> [DATA FOR THIS EXERCISE]:
═══
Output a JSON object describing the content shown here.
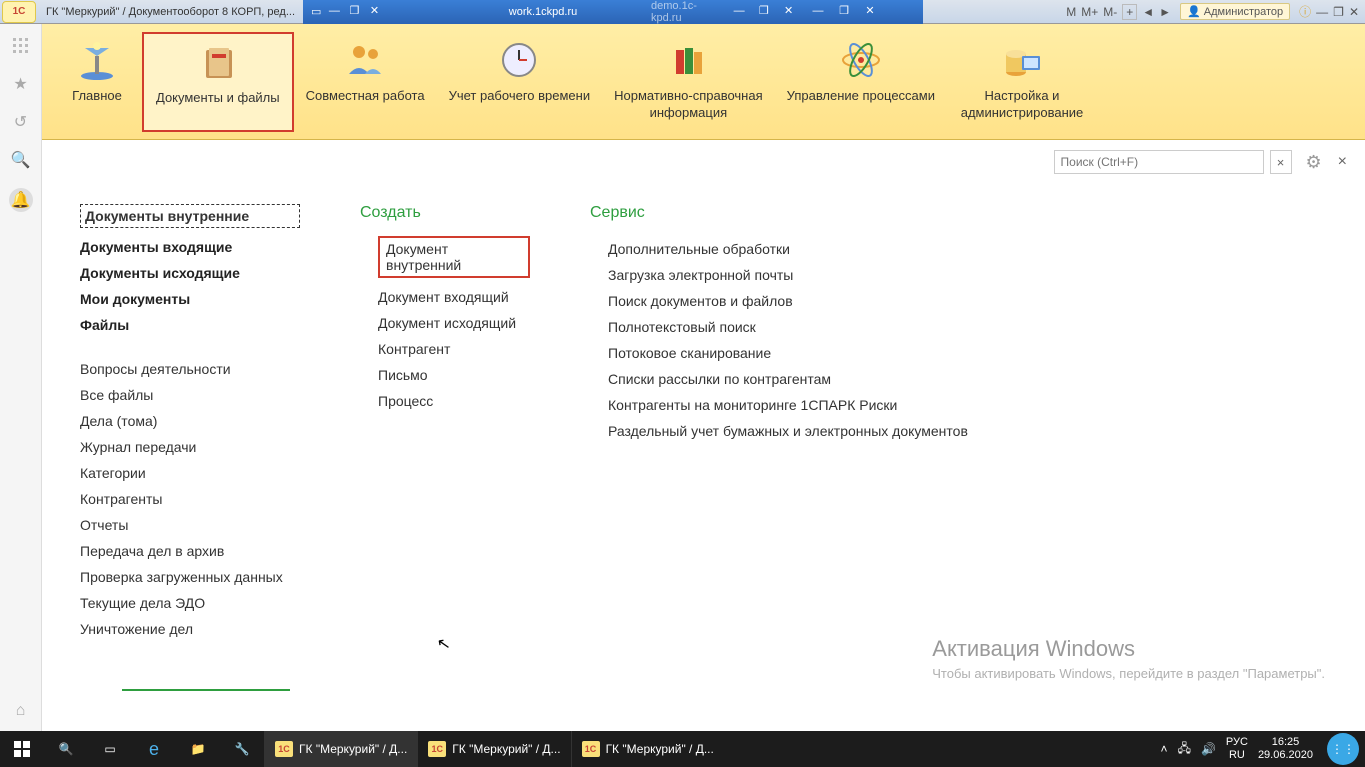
{
  "browser": {
    "app_icon": "1C",
    "title": "ГК \"Меркурий\" / Документооборот 8 КОРП, ред...",
    "tab2": "work.1ckpd.ru",
    "tab3": "demo.1c-kpd.ru",
    "m_labels": [
      "M",
      "M+",
      "M-"
    ],
    "user": "Администратор"
  },
  "nav": {
    "items": [
      {
        "label": "Главное"
      },
      {
        "label": "Документы и файлы"
      },
      {
        "label": "Совместная работа"
      },
      {
        "label": "Учет рабочего времени"
      },
      {
        "label": "Нормативно-справочная\nинформация"
      },
      {
        "label": "Управление процессами"
      },
      {
        "label": "Настройка и\nадминистрирование"
      }
    ]
  },
  "search": {
    "placeholder": "Поиск (Ctrl+F)"
  },
  "col_left": {
    "links_bold": [
      "Документы внутренние",
      "Документы входящие",
      "Документы исходящие",
      "Мои документы",
      "Файлы"
    ],
    "links_plain": [
      "Вопросы деятельности",
      "Все файлы",
      "Дела (тома)",
      "Журнал передачи",
      "Категории",
      "Контрагенты",
      "Отчеты",
      "Передача дел в архив",
      "Проверка загруженных данных",
      "Текущие дела ЭДО",
      "Уничтожение дел"
    ]
  },
  "col_create": {
    "title": "Создать",
    "links": [
      "Документ внутренний",
      "Документ входящий",
      "Документ исходящий",
      "Контрагент",
      "Письмо",
      "Процесс"
    ]
  },
  "col_service": {
    "title": "Сервис",
    "links": [
      "Дополнительные обработки",
      "Загрузка электронной почты",
      "Поиск документов и файлов",
      "Полнотекстовый поиск",
      "Потоковое сканирование",
      "Списки рассылки по контрагентам",
      "Контрагенты на мониторинге 1СПАРК Риски",
      "Раздельный учет бумажных и электронных документов"
    ]
  },
  "watermark": {
    "title": "Активация Windows",
    "text": "Чтобы активировать Windows, перейдите в раздел \"Параметры\"."
  },
  "taskbar": {
    "tasks": [
      "ГК \"Меркурий\" / Д...",
      "ГК \"Меркурий\" / Д...",
      "ГК \"Меркурий\" / Д..."
    ],
    "lang1": "РУС",
    "lang2": "RU",
    "time": "16:25",
    "date": "29.06.2020"
  }
}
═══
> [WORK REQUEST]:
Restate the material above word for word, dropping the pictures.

> [WORKED SOLUTION]:
Output a JSON object describing the content shown here.
{
  "browser": {
    "app_icon": "1C",
    "title": "ГК \"Меркурий\" / Документооборот 8 КОРП, ред...",
    "tab2": "work.1ckpd.ru",
    "tab3": "demo.1c-kpd.ru",
    "m_labels": [
      "M",
      "M+",
      "M-"
    ],
    "user": "Администратор"
  },
  "nav": {
    "items": [
      {
        "label": "Главное"
      },
      {
        "label": "Документы и файлы"
      },
      {
        "label": "Совместная работа"
      },
      {
        "label": "Учет рабочего времени"
      },
      {
        "label": "Нормативно-справочная\nинформация"
      },
      {
        "label": "Управление процессами"
      },
      {
        "label": "Настройка и\nадминистрирование"
      }
    ]
  },
  "search": {
    "placeholder": "Поиск (Ctrl+F)"
  },
  "col_left": {
    "links_bold": [
      "Документы внутренние",
      "Документы входящие",
      "Документы исходящие",
      "Мои документы",
      "Файлы"
    ],
    "links_plain": [
      "Вопросы деятельности",
      "Все файлы",
      "Дела (тома)",
      "Журнал передачи",
      "Категории",
      "Контрагенты",
      "Отчеты",
      "Передача дел в архив",
      "Проверка загруженных данных",
      "Текущие дела ЭДО",
      "Уничтожение дел"
    ]
  },
  "col_create": {
    "title": "Создать",
    "links": [
      "Документ внутренний",
      "Документ входящий",
      "Документ исходящий",
      "Контрагент",
      "Письмо",
      "Процесс"
    ]
  },
  "col_service": {
    "title": "Сервис",
    "links": [
      "Дополнительные обработки",
      "Загрузка электронной почты",
      "Поиск документов и файлов",
      "Полнотекстовый поиск",
      "Потоковое сканирование",
      "Списки рассылки по контрагентам",
      "Контрагенты на мониторинге 1СПАРК Риски",
      "Раздельный учет бумажных и электронных документов"
    ]
  },
  "watermark": {
    "title": "Активация Windows",
    "text": "Чтобы активировать Windows, перейдите в раздел \"Параметры\"."
  },
  "taskbar": {
    "tasks": [
      "ГК \"Меркурий\" / Д...",
      "ГК \"Меркурий\" / Д...",
      "ГК \"Меркурий\" / Д..."
    ],
    "lang1": "РУС",
    "lang2": "RU",
    "time": "16:25",
    "date": "29.06.2020"
  }
}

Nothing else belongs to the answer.